Supporting local brands and products isn’t only a patriotic act in name, but also has a concrete effect on the local economy. When you buy Philippine-made products, you support hundreds of other people from production to manufacturing to distribution, and you open more opportunities for Philippine products to compete in the market. With more support from local consumers, Philippine industries then have more breathing room to innovate and expand, keeping jobs and culture alive.

The Philippine Daily Inquirer recently revealed that times have never been better for the Philippine textile industry, and a large part of why that is was caused by the recent push to support industries closer to home. With Filipinos becoming more aware of the impact that consumption has on the environment, and with growing awareness campaigns centered around indigenous textiles and crafts, support for homegrown clothing brands is only growing stronger.

Of course, there are still certain hurdles that the industry has to face. One of the main issues that prevent people from buying local is the idea that foreign brands are better quality, but consumers would be surprised to learn that that isn’t always true. Big brands from overseas often outsource their production to factories in countries like China, and quality can often be hit or miss. Filipinos would do well to look at local brands that refuse to outsource the production of their clothing ranges – instead of investing in the local economy. BNY Jeans, which promise high-quality, local fashion at affordable price points is one brand that cares about its local workforce and sustainable practices.
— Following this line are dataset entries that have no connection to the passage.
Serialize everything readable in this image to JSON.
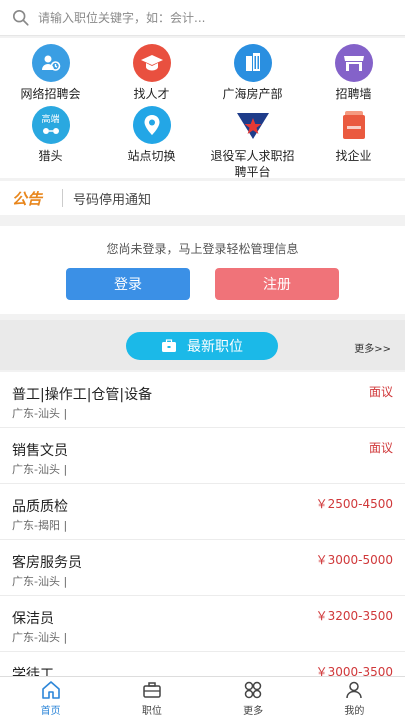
{
  "search": {
    "placeholder": "请输入职位关键字，如：会计..."
  },
  "grid": [
    {
      "label": "网络招聘会",
      "icon": "network-fair-icon",
      "color": "#3a9ee3"
    },
    {
      "label": "找人才",
      "icon": "graduation-cap-icon",
      "color": "#e9503f"
    },
    {
      "label": "广海房产部",
      "icon": "building-icon",
      "color": "#2a8fe0"
    },
    {
      "label": "招聘墙",
      "icon": "storefront-icon",
      "color": "#8462c9"
    },
    {
      "label": "猎头",
      "icon": "headhunter-badge-icon",
      "color": "#2aa8e0",
      "badge": "高端"
    },
    {
      "label": "站点切换",
      "icon": "location-pin-icon",
      "color": "#23a6e6"
    },
    {
      "label": "退役军人求职招聘平台",
      "icon": "veteran-star-icon",
      "color": "#1e3c8a"
    },
    {
      "label": "找企业",
      "icon": "enterprise-card-icon",
      "color": "#ea5a3f"
    }
  ],
  "notice": {
    "brand": "公告",
    "text": "号码停用通知"
  },
  "login": {
    "message": "您尚未登录，马上登录轻松管理信息",
    "login_label": "登录",
    "register_label": "注册"
  },
  "latest": {
    "title": "最新职位",
    "more": "更多>>"
  },
  "jobs": [
    {
      "title": "普工|操作工|仓管|设备",
      "location": "广东-汕头 |",
      "salary": "面议"
    },
    {
      "title": "销售文员",
      "location": "广东-汕头 |",
      "salary": "面议"
    },
    {
      "title": "品质质检",
      "location": "广东-揭阳 |",
      "salary": "￥2500-4500"
    },
    {
      "title": "客房服务员",
      "location": "广东-汕头 |",
      "salary": "￥3000-5000"
    },
    {
      "title": "保洁员",
      "location": "广东-汕头 |",
      "salary": "￥3200-3500"
    },
    {
      "title": "学徒工",
      "location": "",
      "salary": "￥3000-3500"
    }
  ],
  "tabs": [
    {
      "label": "首页",
      "icon": "home-icon"
    },
    {
      "label": "职位",
      "icon": "briefcase-icon"
    },
    {
      "label": "更多",
      "icon": "clover-grid-icon"
    },
    {
      "label": "我的",
      "icon": "user-icon"
    }
  ]
}
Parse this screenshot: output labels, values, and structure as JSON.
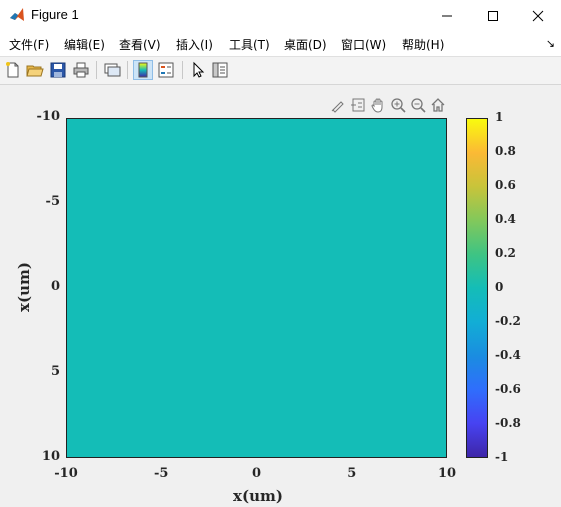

Local clothing brands such as these are actually more in tune with what the Filipino sense of style is, and carry clothes that are sometimes even better quality than those from big foreign brands.

Buying local supports the national industries, and can also serve as teachable moments in your daily life. When you wear clothes from local brands with pride, you not only show that you’re a patriotic consumer, but also that you aren’t afraid to explore different options that may be outside the well-trodden path. Your friends will be impressed with the quality of your clothes and the uniqueness of your style, and that might even encourage them to support Filipino brands as well— making the industry healthier and happier in the long run.

april perez signature